* [Aim of the task]
Scan the entries below and give the number of lines containing "title", with no accompanying words.

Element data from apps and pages
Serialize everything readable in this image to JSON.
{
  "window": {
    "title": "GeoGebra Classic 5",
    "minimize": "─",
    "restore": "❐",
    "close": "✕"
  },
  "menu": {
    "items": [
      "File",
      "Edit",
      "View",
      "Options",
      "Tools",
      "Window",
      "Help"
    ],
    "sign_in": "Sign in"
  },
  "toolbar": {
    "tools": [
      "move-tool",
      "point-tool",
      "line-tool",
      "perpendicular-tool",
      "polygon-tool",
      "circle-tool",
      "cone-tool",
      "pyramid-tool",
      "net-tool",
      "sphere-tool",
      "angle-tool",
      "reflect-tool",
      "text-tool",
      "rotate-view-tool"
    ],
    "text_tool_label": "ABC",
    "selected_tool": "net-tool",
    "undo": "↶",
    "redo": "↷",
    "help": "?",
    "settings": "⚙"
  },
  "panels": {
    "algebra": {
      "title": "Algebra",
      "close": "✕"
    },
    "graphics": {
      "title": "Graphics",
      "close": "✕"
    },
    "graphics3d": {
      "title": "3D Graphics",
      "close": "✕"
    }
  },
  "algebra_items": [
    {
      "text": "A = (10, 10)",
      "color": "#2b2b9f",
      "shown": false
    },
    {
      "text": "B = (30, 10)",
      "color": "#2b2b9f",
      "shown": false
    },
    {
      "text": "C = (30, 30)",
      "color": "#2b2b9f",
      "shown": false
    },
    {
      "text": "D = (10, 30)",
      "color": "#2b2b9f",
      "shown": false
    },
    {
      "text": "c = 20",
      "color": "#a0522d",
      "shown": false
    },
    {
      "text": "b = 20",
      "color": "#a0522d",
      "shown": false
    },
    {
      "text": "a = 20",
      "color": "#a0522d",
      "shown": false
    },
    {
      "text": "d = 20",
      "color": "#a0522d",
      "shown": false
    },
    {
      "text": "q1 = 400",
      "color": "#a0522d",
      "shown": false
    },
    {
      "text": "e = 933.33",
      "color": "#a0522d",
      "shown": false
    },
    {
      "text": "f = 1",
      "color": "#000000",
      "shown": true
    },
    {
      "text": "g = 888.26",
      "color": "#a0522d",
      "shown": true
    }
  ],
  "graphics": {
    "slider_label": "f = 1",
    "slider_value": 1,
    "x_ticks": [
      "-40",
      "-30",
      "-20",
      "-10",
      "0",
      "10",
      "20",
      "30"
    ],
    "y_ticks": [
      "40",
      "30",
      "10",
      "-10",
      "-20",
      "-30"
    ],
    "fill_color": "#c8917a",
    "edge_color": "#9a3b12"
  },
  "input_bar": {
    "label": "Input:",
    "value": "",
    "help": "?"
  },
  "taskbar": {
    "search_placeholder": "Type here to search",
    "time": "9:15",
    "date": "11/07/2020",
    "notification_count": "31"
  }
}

* [Solution]
4